**What you are asked to do**
Type out the entries below again, character for character.
┌─ Provided records
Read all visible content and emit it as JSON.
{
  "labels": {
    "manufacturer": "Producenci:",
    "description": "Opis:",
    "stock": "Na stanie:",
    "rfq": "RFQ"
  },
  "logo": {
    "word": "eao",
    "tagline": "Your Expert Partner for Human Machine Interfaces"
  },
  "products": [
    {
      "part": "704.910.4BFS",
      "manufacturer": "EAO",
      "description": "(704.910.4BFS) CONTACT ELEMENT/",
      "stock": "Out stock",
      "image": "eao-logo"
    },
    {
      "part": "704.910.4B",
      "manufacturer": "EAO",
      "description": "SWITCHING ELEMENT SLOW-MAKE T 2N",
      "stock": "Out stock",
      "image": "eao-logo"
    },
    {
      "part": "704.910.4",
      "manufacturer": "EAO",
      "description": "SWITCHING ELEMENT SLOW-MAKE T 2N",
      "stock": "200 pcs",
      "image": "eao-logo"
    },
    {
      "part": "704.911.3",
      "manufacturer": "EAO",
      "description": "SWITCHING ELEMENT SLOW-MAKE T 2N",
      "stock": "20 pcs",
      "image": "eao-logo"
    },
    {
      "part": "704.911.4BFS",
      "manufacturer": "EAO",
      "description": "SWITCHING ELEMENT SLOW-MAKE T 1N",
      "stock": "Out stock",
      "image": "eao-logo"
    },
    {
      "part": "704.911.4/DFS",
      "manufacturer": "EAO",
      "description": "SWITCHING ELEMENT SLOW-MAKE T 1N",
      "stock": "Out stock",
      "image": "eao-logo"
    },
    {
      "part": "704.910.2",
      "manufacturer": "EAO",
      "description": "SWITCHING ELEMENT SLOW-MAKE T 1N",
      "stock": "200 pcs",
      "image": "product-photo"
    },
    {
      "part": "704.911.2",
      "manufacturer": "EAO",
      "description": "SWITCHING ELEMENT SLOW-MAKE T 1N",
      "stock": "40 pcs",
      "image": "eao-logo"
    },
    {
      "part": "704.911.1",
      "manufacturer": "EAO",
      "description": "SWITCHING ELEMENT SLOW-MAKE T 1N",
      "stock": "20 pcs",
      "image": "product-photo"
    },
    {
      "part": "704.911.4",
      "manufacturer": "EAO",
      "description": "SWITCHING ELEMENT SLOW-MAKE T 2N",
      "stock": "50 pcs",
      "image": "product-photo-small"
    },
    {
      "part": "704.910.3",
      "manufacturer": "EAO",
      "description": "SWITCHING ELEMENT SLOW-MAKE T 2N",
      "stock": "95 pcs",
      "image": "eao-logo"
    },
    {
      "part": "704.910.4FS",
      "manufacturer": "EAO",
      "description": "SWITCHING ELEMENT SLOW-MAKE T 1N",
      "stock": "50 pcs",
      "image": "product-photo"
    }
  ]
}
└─
**Exercise result**
Read all visible content and emit it as JSON.
{
  "labels": {
    "manufacturer": "Producenci:",
    "description": "Opis:",
    "stock": "Na stanie:",
    "rfq": "RFQ"
  },
  "logo": {
    "word": "eao",
    "tagline": "Your Expert Partner for Human Machine Interfaces"
  },
  "products": [
    {
      "part": "704.910.4BFS",
      "manufacturer": "EAO",
      "description": "(704.910.4BFS) CONTACT ELEMENT/",
      "stock": "Out stock",
      "image": "eao-logo"
    },
    {
      "part": "704.910.4B",
      "manufacturer": "EAO",
      "description": "SWITCHING ELEMENT SLOW-MAKE T 2N",
      "stock": "Out stock",
      "image": "eao-logo"
    },
    {
      "part": "704.910.4",
      "manufacturer": "EAO",
      "description": "SWITCHING ELEMENT SLOW-MAKE T 2N",
      "stock": "200 pcs",
      "image": "eao-logo"
    },
    {
      "part": "704.911.3",
      "manufacturer": "EAO",
      "description": "SWITCHING ELEMENT SLOW-MAKE T 2N",
      "stock": "20 pcs",
      "image": "eao-logo"
    },
    {
      "part": "704.911.4BFS",
      "manufacturer": "EAO",
      "description": "SWITCHING ELEMENT SLOW-MAKE T 1N",
      "stock": "Out stock",
      "image": "eao-logo"
    },
    {
      "part": "704.911.4/DFS",
      "manufacturer": "EAO",
      "description": "SWITCHING ELEMENT SLOW-MAKE T 1N",
      "stock": "Out stock",
      "image": "eao-logo"
    },
    {
      "part": "704.910.2",
      "manufacturer": "EAO",
      "description": "SWITCHING ELEMENT SLOW-MAKE T 1N",
      "stock": "200 pcs",
      "image": "product-photo"
    },
    {
      "part": "704.911.2",
      "manufacturer": "EAO",
      "description": "SWITCHING ELEMENT SLOW-MAKE T 1N",
      "stock": "40 pcs",
      "image": "eao-logo"
    },
    {
      "part": "704.911.1",
      "manufacturer": "EAO",
      "description": "SWITCHING ELEMENT SLOW-MAKE T 1N",
      "stock": "20 pcs",
      "image": "product-photo"
    },
    {
      "part": "704.911.4",
      "manufacturer": "EAO",
      "description": "SWITCHING ELEMENT SLOW-MAKE T 2N",
      "stock": "50 pcs",
      "image": "product-photo-small"
    },
    {
      "part": "704.910.3",
      "manufacturer": "EAO",
      "description": "SWITCHING ELEMENT SLOW-MAKE T 2N",
      "stock": "95 pcs",
      "image": "eao-logo"
    },
    {
      "part": "704.910.4FS",
      "manufacturer": "EAO",
      "description": "SWITCHING ELEMENT SLOW-MAKE T 1N",
      "stock": "50 pcs",
      "image": "product-photo"
    }
  ]
}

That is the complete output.